My review of Syndicate is up over at the House Mad Catz Built. The long and short of the B- write up is that it’s two decent but not particularly outstanding halves welded together to form a gestalt product that is less than the sum of its parts. It’s a bifurcated design. I really liked what I saw in the early hours as I reported here in my impressions last week, but going the distance with the game revealed a low ceiling over a host of underdeveloped, undernourished ideas. This got me thinking about how utterly screwed up it is that developers are pressured- either internally or externally- to deliver fully realized single player and multiplayer games in a one-size-fits-all package, particularly in the FPS genre.
The reviews of any number of action games with “tacked on” single or multiplayer suites bear out the fact that this approach does not work, particularly when the game types are very different or incongruous. Syndicate is another game that splits its resources between two halves, weakening its own strengths. It’s hardly an overall failure and it’s definitely a “good” game, but neither half is exceptional. Or complementary.
If Starbreeze had designed Syndicate strictly as a four-player co-op game with a short-form mission structure, deeper customization, variation akin to Left 4 Dead, bots, and more content all around, I think it could have been an A-grade game. But somebody- whether it was EA or Starbreeze- wanted this game to follow on with this bifurcated design concept. Syndicate offers two suites of decent but unexceptional content instead of focusing on core competencies and doing what it does best.
The model isn’t exactly new. Quake, Duke Nukem 3D, and any number of games in the 1990s had this sort of dual-purpose design, but we’re also talking about a time when the cost of developing, making, and marketing games even at the highest levels of the business was literally millions of dollars less than it is today. It probably cost a lot of money to design levels, assets, and gameplay components for Syndicate’s single-player game, not to mention paying for music, voice acting, writing production design, playtesting, and other costs. And all of those resources could have- and should have- been brought to bear on the stronger co-op game. Or, the entire single-player game should have been scuttled and the co-op game released as a $15 download with optional content purchases. As it stands, the single player game feels like a tremendous waste while the co-op area feels lean and hungry.
When you’re looking at development budgets and project plans on a Call of Duty or Halo scale, having a “complete” package that appeals to the broadest audience possible and that has offerings for any type of player coming into the game makes sense. At this level of sales and public expectation, it’s good business to divide development and resources between these two areas. Yet we still see time and time again that the single player tends to be the weaker part, because when you get right down to it it’s the multiplayer component that provides longevity and fosters brand loyalty- not to mention long-term monetization and fewer aftermarket copies in circulation.
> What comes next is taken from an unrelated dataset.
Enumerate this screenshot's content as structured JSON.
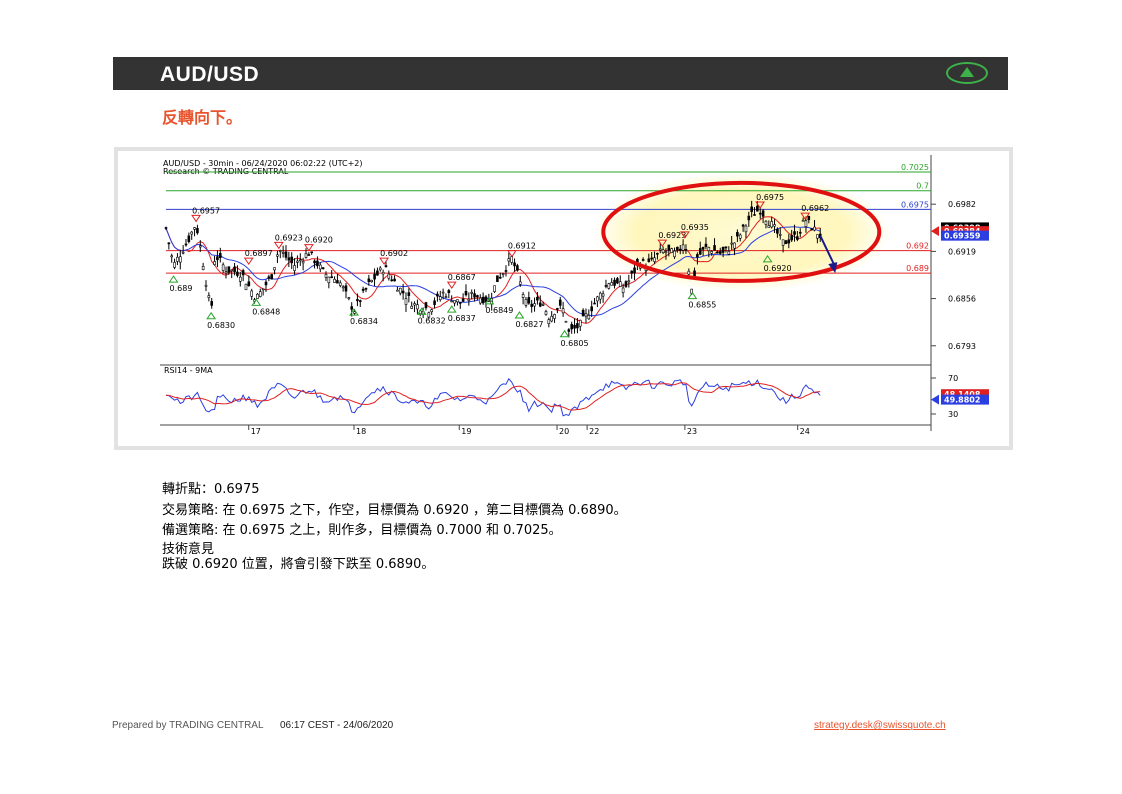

Simply put the ROI on a strong multiplayer component is far better and long-term than what comes out of a strong single player game.
Then there is the issue that comes up every time a AAA shooter comes out where some people inevitably comment about how they never touch either the single or multiplayer part of the game. And then there’s folks like me that do both. Why are we all being sold the same $60 product again?
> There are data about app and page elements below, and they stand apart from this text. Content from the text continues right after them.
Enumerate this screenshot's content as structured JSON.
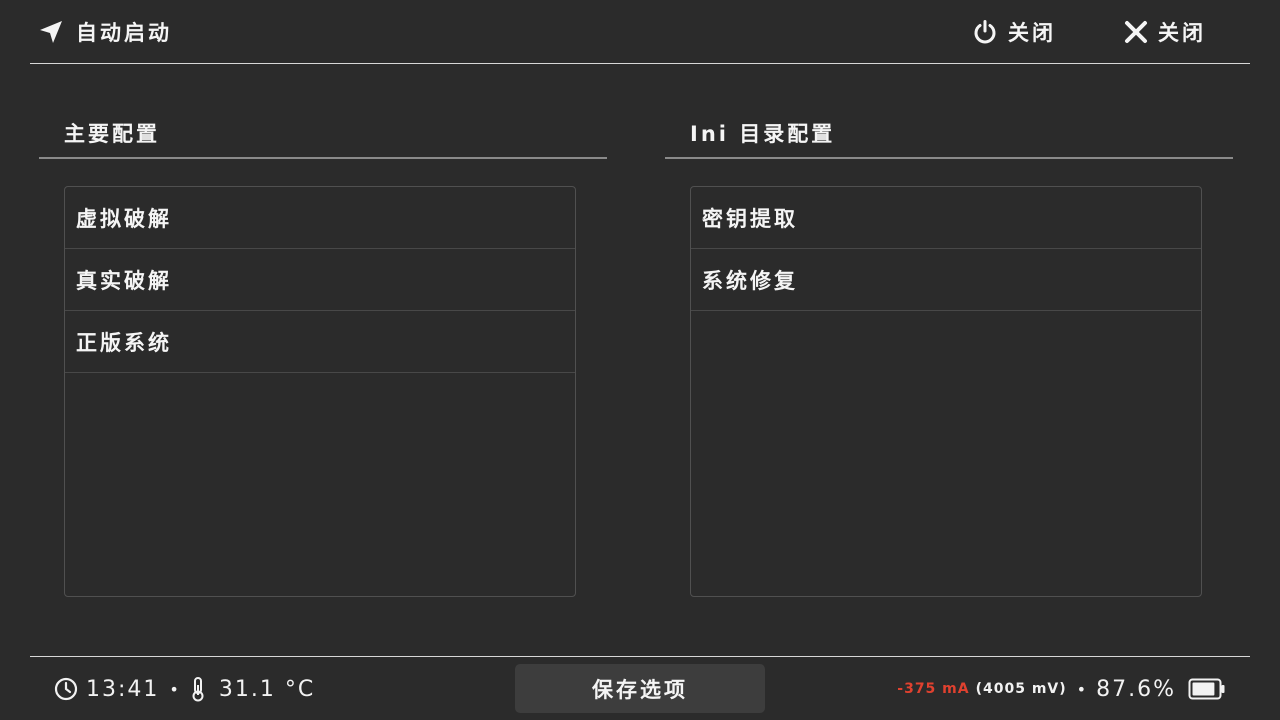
{
  "header": {
    "auto_start_label": "自动启动",
    "power_off_label": "关闭",
    "close_label": "关闭"
  },
  "sections": {
    "left": {
      "title": "主要配置",
      "items": [
        "虚拟破解",
        "真实破解",
        "正版系统"
      ]
    },
    "right": {
      "title": "Ini 目录配置",
      "items": [
        "密钥提取",
        "系统修复"
      ]
    }
  },
  "footer": {
    "time": "13:41",
    "temperature": "31.1 °C",
    "save_label": "保存选项",
    "current": "-375 mA",
    "voltage": "(4005 mV)",
    "battery": "87.6%"
  },
  "colors": {
    "background": "#2b2b2b",
    "current_warning": "#e0412f",
    "button_bg": "#3d3d3d"
  },
  "icons": {
    "auto_start": "navigation-arrow-icon",
    "power_off": "power-icon",
    "close": "close-icon",
    "time": "clock-icon",
    "temperature": "thermometer-icon",
    "battery": "battery-icon"
  },
  "battery_level": 0.876
}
The games that fall outside of the Halo/Call of Duty tier are the ones where splitting development along these lines hurts them the most. Did Dead Space 2 or Bioshock 2 really need multiplayer? Has anyone checked in on those servers lately to see if there’s anyone playing them? Could the resources spent to create those multiplayer games have been better utilized elsewhere? It seems like such a waste- both of those games had very strong single-player content, and then a slapdash multiplayer that serves little purpose beyond filling in a bulletpoint and likely appeasing some guy in a suit somewhere.
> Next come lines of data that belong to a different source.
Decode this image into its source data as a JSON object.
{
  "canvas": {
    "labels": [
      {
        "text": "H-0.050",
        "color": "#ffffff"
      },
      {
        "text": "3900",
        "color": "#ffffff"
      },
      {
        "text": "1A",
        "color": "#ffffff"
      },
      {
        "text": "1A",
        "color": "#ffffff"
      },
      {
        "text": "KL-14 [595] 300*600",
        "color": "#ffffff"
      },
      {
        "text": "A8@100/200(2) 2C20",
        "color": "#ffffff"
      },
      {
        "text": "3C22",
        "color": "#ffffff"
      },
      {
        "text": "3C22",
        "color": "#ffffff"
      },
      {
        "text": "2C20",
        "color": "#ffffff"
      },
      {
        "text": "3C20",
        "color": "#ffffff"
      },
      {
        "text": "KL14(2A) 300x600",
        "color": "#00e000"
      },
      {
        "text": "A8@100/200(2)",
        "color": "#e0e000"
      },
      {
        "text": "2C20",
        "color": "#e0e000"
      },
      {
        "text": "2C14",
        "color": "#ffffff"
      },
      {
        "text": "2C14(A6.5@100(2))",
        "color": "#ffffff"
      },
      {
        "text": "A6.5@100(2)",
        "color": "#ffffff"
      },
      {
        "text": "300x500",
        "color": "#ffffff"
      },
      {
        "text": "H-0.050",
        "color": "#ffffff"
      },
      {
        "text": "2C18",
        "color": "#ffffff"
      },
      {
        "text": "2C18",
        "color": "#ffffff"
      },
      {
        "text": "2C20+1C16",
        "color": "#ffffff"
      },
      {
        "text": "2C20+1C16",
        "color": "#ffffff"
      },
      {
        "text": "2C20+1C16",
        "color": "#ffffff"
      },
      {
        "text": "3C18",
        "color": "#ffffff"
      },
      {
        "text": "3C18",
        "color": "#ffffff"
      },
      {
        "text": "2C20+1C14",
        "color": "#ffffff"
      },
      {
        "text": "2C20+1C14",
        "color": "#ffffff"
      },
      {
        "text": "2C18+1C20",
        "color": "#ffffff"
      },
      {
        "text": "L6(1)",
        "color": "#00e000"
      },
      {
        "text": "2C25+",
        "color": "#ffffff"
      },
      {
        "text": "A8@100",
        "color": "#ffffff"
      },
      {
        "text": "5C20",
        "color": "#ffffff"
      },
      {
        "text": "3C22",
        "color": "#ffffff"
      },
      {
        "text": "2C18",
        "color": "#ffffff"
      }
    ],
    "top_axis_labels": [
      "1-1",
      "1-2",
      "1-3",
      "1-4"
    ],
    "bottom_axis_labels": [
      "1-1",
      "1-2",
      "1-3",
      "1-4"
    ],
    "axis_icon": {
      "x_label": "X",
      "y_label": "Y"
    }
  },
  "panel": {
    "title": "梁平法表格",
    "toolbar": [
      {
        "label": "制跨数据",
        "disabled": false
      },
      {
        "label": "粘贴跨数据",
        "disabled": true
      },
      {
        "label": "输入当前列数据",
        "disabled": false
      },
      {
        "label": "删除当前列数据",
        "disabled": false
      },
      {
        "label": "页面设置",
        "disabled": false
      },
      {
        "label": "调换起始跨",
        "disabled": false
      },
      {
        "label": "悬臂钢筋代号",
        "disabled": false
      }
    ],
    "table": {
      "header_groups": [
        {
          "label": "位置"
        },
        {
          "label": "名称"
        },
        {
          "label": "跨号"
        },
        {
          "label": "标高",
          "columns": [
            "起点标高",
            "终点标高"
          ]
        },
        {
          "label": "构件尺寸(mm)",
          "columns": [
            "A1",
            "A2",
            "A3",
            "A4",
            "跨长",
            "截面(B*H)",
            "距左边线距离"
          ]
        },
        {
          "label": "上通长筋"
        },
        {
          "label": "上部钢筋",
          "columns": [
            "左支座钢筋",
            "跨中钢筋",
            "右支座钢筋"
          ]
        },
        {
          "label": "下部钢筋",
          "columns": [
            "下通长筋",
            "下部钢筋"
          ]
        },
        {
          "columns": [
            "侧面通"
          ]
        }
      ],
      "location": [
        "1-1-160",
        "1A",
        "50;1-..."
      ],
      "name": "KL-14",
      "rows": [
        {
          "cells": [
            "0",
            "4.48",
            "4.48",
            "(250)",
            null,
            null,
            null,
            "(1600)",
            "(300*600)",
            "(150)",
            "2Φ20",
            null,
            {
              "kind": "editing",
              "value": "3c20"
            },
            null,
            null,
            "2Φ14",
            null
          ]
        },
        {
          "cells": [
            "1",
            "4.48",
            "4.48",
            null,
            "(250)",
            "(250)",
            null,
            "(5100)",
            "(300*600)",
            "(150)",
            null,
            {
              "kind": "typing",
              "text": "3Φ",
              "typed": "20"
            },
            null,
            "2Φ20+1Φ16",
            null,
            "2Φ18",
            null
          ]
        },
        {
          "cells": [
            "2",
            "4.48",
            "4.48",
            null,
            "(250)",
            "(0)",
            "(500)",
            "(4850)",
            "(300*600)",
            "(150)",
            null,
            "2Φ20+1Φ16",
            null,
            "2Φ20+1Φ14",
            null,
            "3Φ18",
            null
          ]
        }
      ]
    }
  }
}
The point of this is that games like Syndicate are shooting themselves in the foot by adhering to this fragmented product model. Purpose-built games that are very specific and limited in focus are the ones that tend to be the best. Not every game should have a single player campaign, and not every game should have a multiplayer option. If you’re going to half or quarter ass it- witness the single-player “challenges” in Gotham City Imposters, which are nonsense like checkpoint races in a game that should be a strictly multiplayer shooter- then don’t do it at all.
Granted, this doesn’t all fall at the feet of developers and publishers. Whenever there’s public outcry about a game not having a campaign or not having multiplayer, game makers respond. When the top-selling games mostly have extensive multiplayer, then that’s the success trend and it will be followed. When there’s money to be made from one type of game or another, they’ll keep doing this. And as Mass Effect 3 hits next week with a full-on multiplayer game in its traditionally single-player mix, it’ll be interesting to see if BioWare has weakened the single-player content of what will certainly be one of the top-selling and best reviewed titles of2012 by bifurcating its development.